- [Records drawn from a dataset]

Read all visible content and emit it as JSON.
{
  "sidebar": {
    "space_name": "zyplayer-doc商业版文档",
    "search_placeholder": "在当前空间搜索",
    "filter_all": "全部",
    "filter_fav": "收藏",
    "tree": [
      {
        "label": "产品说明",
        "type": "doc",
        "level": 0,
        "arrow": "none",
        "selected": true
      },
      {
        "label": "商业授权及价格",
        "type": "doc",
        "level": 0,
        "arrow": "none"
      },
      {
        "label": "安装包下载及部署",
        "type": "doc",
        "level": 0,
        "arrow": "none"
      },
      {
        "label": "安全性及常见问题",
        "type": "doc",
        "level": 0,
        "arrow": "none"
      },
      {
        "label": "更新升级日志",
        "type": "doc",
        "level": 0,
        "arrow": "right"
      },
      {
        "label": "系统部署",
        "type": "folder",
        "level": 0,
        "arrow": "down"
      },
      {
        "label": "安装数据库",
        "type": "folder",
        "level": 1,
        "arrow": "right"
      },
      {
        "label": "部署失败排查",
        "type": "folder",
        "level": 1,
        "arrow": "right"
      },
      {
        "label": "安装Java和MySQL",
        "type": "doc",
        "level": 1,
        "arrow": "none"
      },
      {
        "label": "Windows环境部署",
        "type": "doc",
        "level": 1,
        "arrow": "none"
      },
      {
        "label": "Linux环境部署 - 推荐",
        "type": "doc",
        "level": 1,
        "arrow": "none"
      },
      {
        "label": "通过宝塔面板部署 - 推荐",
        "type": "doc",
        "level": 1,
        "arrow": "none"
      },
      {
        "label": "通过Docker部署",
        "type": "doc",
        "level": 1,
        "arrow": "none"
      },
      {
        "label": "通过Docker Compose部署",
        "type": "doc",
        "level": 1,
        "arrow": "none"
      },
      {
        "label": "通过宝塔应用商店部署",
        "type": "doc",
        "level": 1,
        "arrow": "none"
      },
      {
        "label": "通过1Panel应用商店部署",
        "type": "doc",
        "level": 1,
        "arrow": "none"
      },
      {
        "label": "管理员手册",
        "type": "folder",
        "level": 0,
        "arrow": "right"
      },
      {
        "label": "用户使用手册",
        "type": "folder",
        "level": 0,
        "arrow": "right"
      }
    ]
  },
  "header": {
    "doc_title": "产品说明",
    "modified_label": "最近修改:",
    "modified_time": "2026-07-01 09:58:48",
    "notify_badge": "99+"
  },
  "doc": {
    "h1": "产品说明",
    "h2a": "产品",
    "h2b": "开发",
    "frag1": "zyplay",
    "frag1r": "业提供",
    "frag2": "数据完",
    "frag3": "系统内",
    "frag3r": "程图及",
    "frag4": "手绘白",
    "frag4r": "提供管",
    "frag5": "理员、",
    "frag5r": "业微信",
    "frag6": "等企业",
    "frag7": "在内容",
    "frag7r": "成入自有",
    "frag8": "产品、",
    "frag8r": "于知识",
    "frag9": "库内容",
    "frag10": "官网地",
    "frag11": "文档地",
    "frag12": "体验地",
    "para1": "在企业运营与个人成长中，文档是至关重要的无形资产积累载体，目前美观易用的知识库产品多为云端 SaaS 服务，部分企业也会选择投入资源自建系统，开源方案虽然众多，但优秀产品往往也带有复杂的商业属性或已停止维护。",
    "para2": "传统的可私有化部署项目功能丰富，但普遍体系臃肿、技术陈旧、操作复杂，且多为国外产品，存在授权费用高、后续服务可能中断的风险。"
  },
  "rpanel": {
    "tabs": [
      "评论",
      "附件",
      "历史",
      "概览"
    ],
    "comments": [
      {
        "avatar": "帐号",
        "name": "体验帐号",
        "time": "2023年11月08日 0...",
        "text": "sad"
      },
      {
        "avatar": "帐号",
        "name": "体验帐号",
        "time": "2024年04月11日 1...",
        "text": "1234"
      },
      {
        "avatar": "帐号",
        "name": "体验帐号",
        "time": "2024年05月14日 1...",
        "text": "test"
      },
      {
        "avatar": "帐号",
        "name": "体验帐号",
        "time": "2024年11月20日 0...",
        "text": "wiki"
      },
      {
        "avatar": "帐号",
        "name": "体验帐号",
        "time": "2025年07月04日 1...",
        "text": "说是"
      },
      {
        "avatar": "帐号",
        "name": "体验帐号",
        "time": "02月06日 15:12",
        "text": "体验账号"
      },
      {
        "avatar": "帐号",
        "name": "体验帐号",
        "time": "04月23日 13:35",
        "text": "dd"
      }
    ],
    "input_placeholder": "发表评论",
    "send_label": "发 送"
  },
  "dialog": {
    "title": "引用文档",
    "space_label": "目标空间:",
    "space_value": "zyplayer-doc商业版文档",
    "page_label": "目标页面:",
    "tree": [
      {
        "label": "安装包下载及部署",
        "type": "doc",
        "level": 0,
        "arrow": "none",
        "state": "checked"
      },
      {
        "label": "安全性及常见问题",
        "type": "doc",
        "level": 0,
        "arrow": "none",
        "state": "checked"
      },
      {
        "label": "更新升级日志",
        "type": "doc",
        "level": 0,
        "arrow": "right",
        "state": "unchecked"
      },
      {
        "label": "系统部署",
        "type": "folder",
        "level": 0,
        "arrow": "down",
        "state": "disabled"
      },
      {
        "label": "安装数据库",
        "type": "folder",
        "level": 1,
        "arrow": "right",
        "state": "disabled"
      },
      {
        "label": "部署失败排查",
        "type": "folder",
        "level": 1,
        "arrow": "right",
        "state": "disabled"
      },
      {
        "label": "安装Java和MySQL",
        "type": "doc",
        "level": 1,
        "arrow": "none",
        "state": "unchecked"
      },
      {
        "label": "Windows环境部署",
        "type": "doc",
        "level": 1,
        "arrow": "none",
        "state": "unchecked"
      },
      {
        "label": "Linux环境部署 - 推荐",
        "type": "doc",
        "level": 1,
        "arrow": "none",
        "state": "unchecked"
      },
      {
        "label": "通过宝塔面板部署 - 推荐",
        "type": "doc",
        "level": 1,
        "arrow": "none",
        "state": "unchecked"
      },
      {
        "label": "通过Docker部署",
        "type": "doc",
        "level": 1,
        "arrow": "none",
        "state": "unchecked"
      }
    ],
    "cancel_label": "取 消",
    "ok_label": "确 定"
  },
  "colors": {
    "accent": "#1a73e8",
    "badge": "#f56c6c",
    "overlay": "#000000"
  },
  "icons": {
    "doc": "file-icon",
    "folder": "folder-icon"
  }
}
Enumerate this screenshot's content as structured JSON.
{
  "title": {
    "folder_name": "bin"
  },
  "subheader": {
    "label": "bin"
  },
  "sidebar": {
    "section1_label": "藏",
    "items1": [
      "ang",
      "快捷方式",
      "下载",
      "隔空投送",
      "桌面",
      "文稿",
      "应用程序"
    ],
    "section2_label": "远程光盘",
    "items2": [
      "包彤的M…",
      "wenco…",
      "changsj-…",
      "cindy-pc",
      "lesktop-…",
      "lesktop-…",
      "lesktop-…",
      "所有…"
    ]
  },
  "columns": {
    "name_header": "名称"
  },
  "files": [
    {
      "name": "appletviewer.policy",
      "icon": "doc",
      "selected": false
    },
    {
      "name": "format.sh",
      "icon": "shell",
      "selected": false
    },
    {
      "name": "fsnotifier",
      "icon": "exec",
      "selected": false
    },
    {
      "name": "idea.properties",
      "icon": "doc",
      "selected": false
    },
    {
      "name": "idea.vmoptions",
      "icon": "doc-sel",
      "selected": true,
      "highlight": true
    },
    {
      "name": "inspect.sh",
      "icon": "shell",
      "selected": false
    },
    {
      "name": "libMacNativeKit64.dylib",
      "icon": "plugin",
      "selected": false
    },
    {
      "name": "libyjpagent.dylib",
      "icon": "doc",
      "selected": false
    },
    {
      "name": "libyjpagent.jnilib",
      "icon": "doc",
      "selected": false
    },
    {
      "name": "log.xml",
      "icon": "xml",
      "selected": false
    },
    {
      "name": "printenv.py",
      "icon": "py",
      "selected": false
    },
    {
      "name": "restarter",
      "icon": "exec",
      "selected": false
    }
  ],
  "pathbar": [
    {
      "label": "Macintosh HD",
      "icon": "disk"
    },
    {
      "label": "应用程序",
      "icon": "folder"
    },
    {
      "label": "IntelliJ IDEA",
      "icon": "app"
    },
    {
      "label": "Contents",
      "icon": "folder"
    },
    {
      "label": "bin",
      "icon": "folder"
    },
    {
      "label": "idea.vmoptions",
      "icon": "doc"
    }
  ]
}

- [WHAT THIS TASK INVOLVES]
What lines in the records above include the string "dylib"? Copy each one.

- [RESULT]
      "name": "libMacNativeKit64.dylib",
      "name": "libyjpagent.dylib",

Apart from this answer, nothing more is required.